Self-perceived sleep during the Maintenance of Wakefulness Test: how does it predict accidental risk in patients with sleep disorders?
Sleep. 2021-06-26; 44(11):
Read on PubMed
To determine whether the feeling of having slept or not during the Maintenance of Wakefulness Test (MWT) is associated with the occurrence of self-reported sleep-related traffic near misses and accidents in patients with sleep disorders.
This study was conducted in patients hospitalized in a French sleep center to perform a 4 × 40 min MWT. Relationship between mean sleep latency on the MWT, feeling of having slept or not during MWT trials and sleep-related near misses and accidents reported during the past year was analyzed.
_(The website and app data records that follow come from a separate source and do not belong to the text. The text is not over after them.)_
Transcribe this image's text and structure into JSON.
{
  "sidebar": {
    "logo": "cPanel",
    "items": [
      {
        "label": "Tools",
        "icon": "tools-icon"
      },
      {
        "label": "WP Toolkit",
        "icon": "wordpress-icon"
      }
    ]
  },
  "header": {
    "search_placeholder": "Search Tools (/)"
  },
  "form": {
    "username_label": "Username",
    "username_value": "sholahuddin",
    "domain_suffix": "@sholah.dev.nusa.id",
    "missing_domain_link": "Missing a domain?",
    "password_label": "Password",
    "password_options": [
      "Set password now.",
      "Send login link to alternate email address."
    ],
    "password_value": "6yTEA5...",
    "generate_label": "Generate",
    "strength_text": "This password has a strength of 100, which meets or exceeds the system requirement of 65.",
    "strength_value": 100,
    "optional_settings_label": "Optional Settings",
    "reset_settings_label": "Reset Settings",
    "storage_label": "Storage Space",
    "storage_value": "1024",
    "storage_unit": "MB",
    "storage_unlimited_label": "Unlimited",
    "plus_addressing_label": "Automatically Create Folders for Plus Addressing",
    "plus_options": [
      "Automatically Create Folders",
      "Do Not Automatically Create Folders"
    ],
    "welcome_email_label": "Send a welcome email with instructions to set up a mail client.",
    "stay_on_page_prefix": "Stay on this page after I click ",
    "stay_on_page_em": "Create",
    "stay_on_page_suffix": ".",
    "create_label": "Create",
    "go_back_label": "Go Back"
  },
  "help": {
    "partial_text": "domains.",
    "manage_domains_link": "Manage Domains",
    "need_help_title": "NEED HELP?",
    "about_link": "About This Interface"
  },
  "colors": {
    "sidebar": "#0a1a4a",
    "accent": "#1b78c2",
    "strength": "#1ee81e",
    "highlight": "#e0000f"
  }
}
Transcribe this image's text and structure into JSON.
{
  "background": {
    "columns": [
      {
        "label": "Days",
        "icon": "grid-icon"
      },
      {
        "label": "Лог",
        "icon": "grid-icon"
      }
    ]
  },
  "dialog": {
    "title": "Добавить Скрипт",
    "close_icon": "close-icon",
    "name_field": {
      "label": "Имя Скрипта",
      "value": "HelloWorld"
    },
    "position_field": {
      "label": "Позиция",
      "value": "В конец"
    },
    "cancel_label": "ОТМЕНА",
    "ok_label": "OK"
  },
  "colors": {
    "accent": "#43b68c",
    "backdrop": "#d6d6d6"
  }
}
One hundred and ninety-two patients suffering from OSAS, idiopathic hypersomnia, narcolepsy, restless leg syndrome or insufficient sleep syndrome were included. One hundred and sixty-five patients presented no or one misjudgment of feeling of having slept during MWT trials while 27 presented more than two misjudgments. Almost half of the latter (48.1%) reported a sleepiness-related traffic near miss or accident in the past year versus only one third (27.9%) for the former (p < 0.05). Multivariate logistic regression showed that patients with more than two misjudgments had a 2.52-fold (95% CI, 1.07–5.95, p < 0.05) increase in the risk of reporting a sleepiness-related near miss/accident.
Misjudgment in self-perceived sleep during the MWT is associated with the occurrence of self-reported sleepiness-related traffic near misses and accidents in the past year in patients suffering from sleep disorders. Asking about the perception of the occurrence of sleep during the MWT could be used to improve driving risk assessment in addition to sleep latencies.